[GOAL OF THE EXERCISE]
Below are the records; print them all without any alteration.

[MATERIAL SHOWN]
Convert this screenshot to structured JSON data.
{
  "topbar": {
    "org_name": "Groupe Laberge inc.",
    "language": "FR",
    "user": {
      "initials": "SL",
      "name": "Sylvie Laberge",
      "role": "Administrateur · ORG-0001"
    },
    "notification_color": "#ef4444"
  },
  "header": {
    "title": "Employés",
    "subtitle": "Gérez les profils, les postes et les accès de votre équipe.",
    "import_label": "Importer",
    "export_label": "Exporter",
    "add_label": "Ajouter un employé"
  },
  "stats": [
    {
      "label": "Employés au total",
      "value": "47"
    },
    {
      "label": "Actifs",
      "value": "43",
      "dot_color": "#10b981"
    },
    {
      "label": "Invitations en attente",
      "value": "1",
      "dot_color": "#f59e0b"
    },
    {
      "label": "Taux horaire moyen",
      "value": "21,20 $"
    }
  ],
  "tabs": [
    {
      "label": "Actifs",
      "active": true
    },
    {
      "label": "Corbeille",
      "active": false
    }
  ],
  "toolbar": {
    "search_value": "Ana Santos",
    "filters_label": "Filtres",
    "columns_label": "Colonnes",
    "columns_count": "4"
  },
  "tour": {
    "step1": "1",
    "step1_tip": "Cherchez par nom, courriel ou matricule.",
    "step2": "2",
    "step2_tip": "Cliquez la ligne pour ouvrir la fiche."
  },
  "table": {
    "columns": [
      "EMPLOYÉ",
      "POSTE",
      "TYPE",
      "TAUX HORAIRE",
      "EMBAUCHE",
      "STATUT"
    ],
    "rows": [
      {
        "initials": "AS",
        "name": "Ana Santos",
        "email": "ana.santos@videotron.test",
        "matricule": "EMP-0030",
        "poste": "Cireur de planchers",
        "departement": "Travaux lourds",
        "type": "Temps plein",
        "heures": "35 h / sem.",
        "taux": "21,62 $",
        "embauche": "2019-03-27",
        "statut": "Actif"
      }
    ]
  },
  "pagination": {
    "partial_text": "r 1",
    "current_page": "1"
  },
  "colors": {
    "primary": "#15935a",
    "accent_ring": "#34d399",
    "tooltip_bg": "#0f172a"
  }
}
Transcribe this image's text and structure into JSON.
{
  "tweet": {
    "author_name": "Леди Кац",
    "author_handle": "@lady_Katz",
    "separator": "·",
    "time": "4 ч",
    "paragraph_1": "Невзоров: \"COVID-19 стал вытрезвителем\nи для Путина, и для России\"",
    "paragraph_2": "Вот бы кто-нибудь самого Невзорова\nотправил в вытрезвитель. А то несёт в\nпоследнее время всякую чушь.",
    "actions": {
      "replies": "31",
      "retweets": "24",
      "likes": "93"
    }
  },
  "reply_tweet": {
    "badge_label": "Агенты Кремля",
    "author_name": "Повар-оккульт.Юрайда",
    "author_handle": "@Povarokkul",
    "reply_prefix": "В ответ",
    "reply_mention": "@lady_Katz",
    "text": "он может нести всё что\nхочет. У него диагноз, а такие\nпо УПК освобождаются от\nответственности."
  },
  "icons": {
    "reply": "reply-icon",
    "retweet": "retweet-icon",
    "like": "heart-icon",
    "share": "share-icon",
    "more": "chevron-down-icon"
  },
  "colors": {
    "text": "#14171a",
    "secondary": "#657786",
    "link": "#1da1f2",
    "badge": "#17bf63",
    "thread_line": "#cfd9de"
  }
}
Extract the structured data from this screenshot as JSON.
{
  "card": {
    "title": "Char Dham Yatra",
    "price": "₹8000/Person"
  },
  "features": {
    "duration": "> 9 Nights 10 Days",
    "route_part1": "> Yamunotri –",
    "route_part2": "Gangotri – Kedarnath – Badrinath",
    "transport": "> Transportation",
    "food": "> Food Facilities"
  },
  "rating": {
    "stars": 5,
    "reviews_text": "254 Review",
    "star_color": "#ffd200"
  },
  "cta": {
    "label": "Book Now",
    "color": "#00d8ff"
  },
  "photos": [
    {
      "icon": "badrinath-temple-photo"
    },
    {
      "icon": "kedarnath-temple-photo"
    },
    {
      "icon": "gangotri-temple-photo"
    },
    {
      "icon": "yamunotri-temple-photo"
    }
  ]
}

[YOUR RESPONSE]
Convert this screenshot to structured JSON data.
{
  "topbar": {
    "org_name": "Groupe Laberge inc.",
    "language": "FR",
    "user": {
      "initials": "SL",
      "name": "Sylvie Laberge",
      "role": "Administrateur · ORG-0001"
    },
    "notification_color": "#ef4444"
  },
  "header": {
    "title": "Employés",
    "subtitle": "Gérez les profils, les postes et les accès de votre équipe.",
    "import_label": "Importer",
    "export_label": "Exporter",
    "add_label": "Ajouter un employé"
  },
  "stats": [
    {
      "label": "Employés au total",
      "value": "47"
    },
    {
      "label": "Actifs",
      "value": "43",
      "dot_color": "#10b981"
    },
    {
      "label": "Invitations en attente",
      "value": "1",
      "dot_color": "#f59e0b"
    },
    {
      "label": "Taux horaire moyen",
      "value": "21,20 $"
    }
  ],
  "tabs": [
    {
      "label": "Actifs",
      "active": true
    },
    {
      "label": "Corbeille",
      "active": false
    }
  ],
  "toolbar": {
    "search_value": "Ana Santos",
    "filters_label": "Filtres",
    "columns_label": "Colonnes",
    "columns_count": "4"
  },
  "tour": {
    "step1": "1",
    "step1_tip": "Cherchez par nom, courriel ou matricule.",
    "step2": "2",
    "step2_tip": "Cliquez la ligne pour ouvrir la fiche."
  },
  "table": {
    "columns": [
      "EMPLOYÉ",
      "POSTE",
      "TYPE",
      "TAUX HORAIRE",
      "EMBAUCHE",
      "STATUT"
    ],
    "rows": [
      {
        "initials": "AS",
        "name": "Ana Santos",
        "email": "ana.santos@videotron.test",
        "matricule": "EMP-0030",
        "poste": "Cireur de planchers",
        "departement": "Travaux lourds",
        "type": "Temps plein",
        "heures": "35 h / sem.",
        "taux": "21,62 $",
        "embauche": "2019-03-27",
        "statut": "Actif"
      }
    ]
  },
  "pagination": {
    "partial_text": "r 1",
    "current_page": "1"
  },
  "colors": {
    "primary": "#15935a",
    "accent_ring": "#34d399",
    "tooltip_bg": "#0f172a"
  }
}
Transcribe this image's text and structure into JSON.
{
  "tweet": {
    "author_name": "Леди Кац",
    "author_handle": "@lady_Katz",
    "separator": "·",
    "time": "4 ч",
    "paragraph_1": "Невзоров: \"COVID-19 стал вытрезвителем\nи для Путина, и для России\"",
    "paragraph_2": "Вот бы кто-нибудь самого Невзорова\nотправил в вытрезвитель. А то несёт в\nпоследнее время всякую чушь.",
    "actions": {
      "replies": "31",
      "retweets": "24",
      "likes": "93"
    }
  },
  "reply_tweet": {
    "badge_label": "Агенты Кремля",
    "author_name": "Повар-оккульт.Юрайда",
    "author_handle": "@Povarokkul",
    "reply_prefix": "В ответ",
    "reply_mention": "@lady_Katz",
    "text": "он может нести всё что\nхочет. У него диагноз, а такие\nпо УПК освобождаются от\nответственности."
  },
  "icons": {
    "reply": "reply-icon",
    "retweet": "retweet-icon",
    "like": "heart-icon",
    "share": "share-icon",
    "more": "chevron-down-icon"
  },
  "colors": {
    "text": "#14171a",
    "secondary": "#657786",
    "link": "#1da1f2",
    "badge": "#17bf63",
    "thread_line": "#cfd9de"
  }
}
Extract the structured data from this screenshot as JSON.
{
  "card": {
    "title": "Char Dham Yatra",
    "price": "₹8000/Person"
  },
  "features": {
    "duration": "> 9 Nights 10 Days",
    "route_part1": "> Yamunotri –",
    "route_part2": "Gangotri – Kedarnath – Badrinath",
    "transport": "> Transportation",
    "food": "> Food Facilities"
  },
  "rating": {
    "stars": 5,
    "reviews_text": "254 Review",
    "star_color": "#ffd200"
  },
  "cta": {
    "label": "Book Now",
    "color": "#00d8ff"
  },
  "photos": [
    {
      "icon": "badrinath-temple-photo"
    },
    {
      "icon": "kedarnath-temple-photo"
    },
    {
      "icon": "gangotri-temple-photo"
    },
    {
      "icon": "yamunotri-temple-photo"
    }
  ]
}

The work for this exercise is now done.